Search the material for the word "price" and report each line where it turns up.
......
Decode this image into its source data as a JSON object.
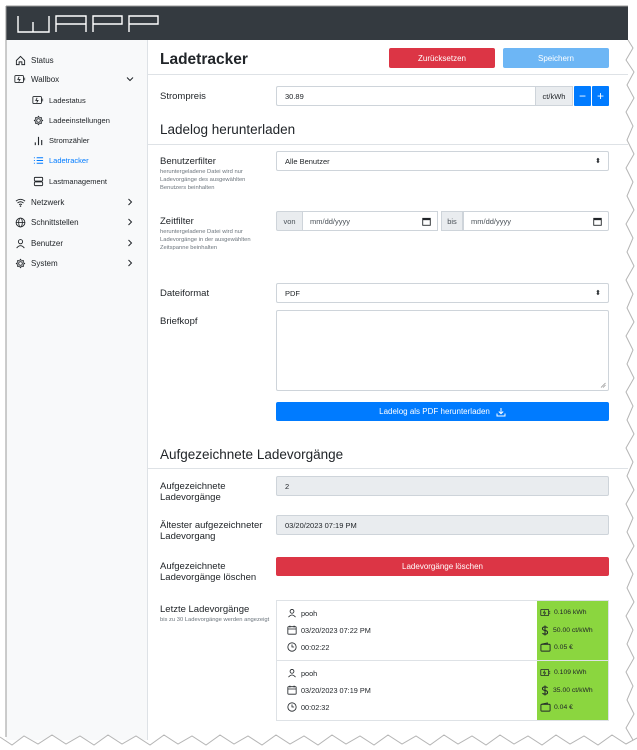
{
  "header": {
    "logo_text": "WARP"
  },
  "sidebar": {
    "items": [
      {
        "label": "Status",
        "icon": "home-icon"
      },
      {
        "label": "Wallbox",
        "icon": "charger-icon"
      },
      {
        "label": "Ladestatus",
        "icon": "charger-icon"
      },
      {
        "label": "Ladeeinstellungen",
        "icon": "gear-icon"
      },
      {
        "label": "Stromzähler",
        "icon": "bar-chart-icon"
      },
      {
        "label": "Ladetracker",
        "icon": "list-icon"
      },
      {
        "label": "Lastmanagement",
        "icon": "server-icon"
      },
      {
        "label": "Netzwerk",
        "icon": "wifi-icon"
      },
      {
        "label": "Schnittstellen",
        "icon": "globe-icon"
      },
      {
        "label": "Benutzer",
        "icon": "user-icon"
      },
      {
        "label": "System",
        "icon": "gear-icon"
      }
    ]
  },
  "page": {
    "title": "Ladetracker",
    "reset_label": "Zurücksetzen",
    "save_label": "Speichern"
  },
  "price": {
    "label": "Strompreis",
    "value": "30.89",
    "unit": "ct/kWh"
  },
  "download": {
    "section_title": "Ladelog herunterladen",
    "user_filter": {
      "label": "Benutzerfilter",
      "hint": "heruntergeladene Datei wird nur Ladevorgänge des ausgewählten Benutzers beinhalten",
      "value": "Alle Benutzer"
    },
    "time_filter": {
      "label": "Zeitfilter",
      "hint": "heruntergeladene Datei wird nur Ladevorgänge in der ausgewählten Zeitspanne beinhalten",
      "from_label": "von",
      "from_placeholder": "mm/dd/yyyy",
      "to_label": "bis",
      "to_placeholder": "mm/dd/yyyy"
    },
    "file_format": {
      "label": "Dateiformat",
      "value": "PDF"
    },
    "letterhead": {
      "label": "Briefkopf",
      "value": ""
    },
    "button_label": "Ladelog als PDF herunterladen"
  },
  "recorded": {
    "section_title": "Aufgezeichnete Ladevorgänge",
    "count_label": "Aufgezeichnete Ladevorgänge",
    "count_value": "2",
    "oldest_label": "Ältester aufgezeichneter Ladevorgang",
    "oldest_value": "03/20/2023 07:19 PM",
    "delete_label": "Aufgezeichnete Ladevorgänge löschen",
    "delete_button": "Ladevorgänge löschen",
    "last_label": "Letzte Ladevorgänge",
    "last_hint": "bis zu 30 Ladevorgänge werden angezeigt",
    "sessions": [
      {
        "user": "pooh",
        "date": "03/20/2023 07:22 PM",
        "duration": "00:02:22",
        "energy": "0.106 kWh",
        "price": "50.00 ct/kWh",
        "cost": "0.05 €"
      },
      {
        "user": "pooh",
        "date": "03/20/2023 07:19 PM",
        "duration": "00:02:32",
        "energy": "0.109 kWh",
        "price": "35.00 ct/kWh",
        "cost": "0.04 €"
      }
    ]
  },
  "colors": {
    "primary": "#007bff",
    "danger": "#dc3545",
    "save_disabled": "#6db6f5",
    "highlight": "#8bd63f",
    "header": "#343a40"
  }
}
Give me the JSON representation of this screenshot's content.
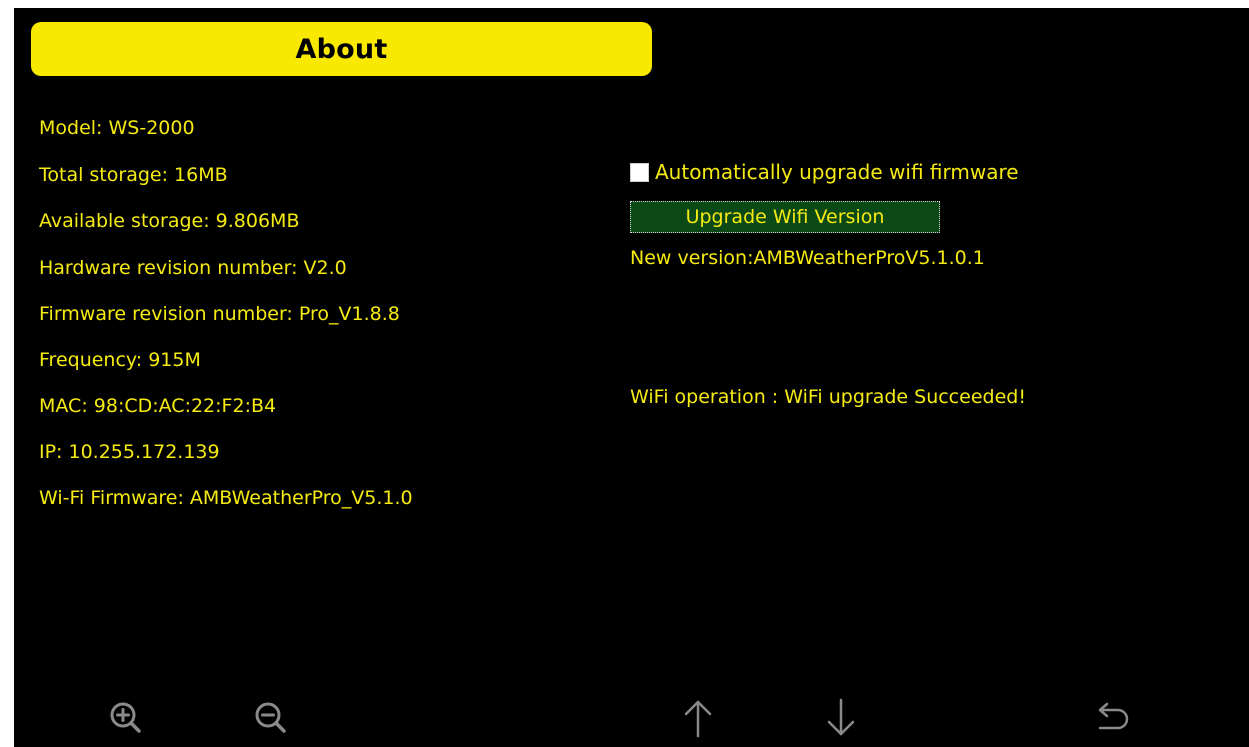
{
  "header": {
    "title": "About"
  },
  "device_info": [
    "Model: WS-2000",
    "Total storage: 16MB",
    "Available storage: 9.806MB",
    "Hardware revision number: V2.0",
    "Firmware revision number: Pro_V1.8.8",
    "Frequency: 915M",
    "MAC: 98:CD:AC:22:F2:B4",
    "IP: 10.255.172.139",
    "Wi-Fi Firmware: AMBWeatherPro_V5.1.0"
  ],
  "wifi": {
    "auto_upgrade_label": "Automatically upgrade wifi firmware",
    "auto_upgrade_checked": false,
    "upgrade_button_label": "Upgrade Wifi Version",
    "new_version_text": "New version:AMBWeatherProV5.1.0.1",
    "operation_status": "WiFi operation : WiFi upgrade Succeeded!"
  },
  "toolbar": {
    "icons": [
      "zoom-in-icon",
      "zoom-out-icon",
      "arrow-up-icon",
      "arrow-down-icon",
      "back-icon"
    ]
  },
  "colors": {
    "background": "#000000",
    "title_bar": "#f9e900",
    "text": "#f5ea12",
    "button_bg": "#0b4a16",
    "icon": "#8a8a8a"
  }
}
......
Task output:
  "price": {
        "price": "50.00 ct/kWh",
        "price": "35.00 ct/kWh",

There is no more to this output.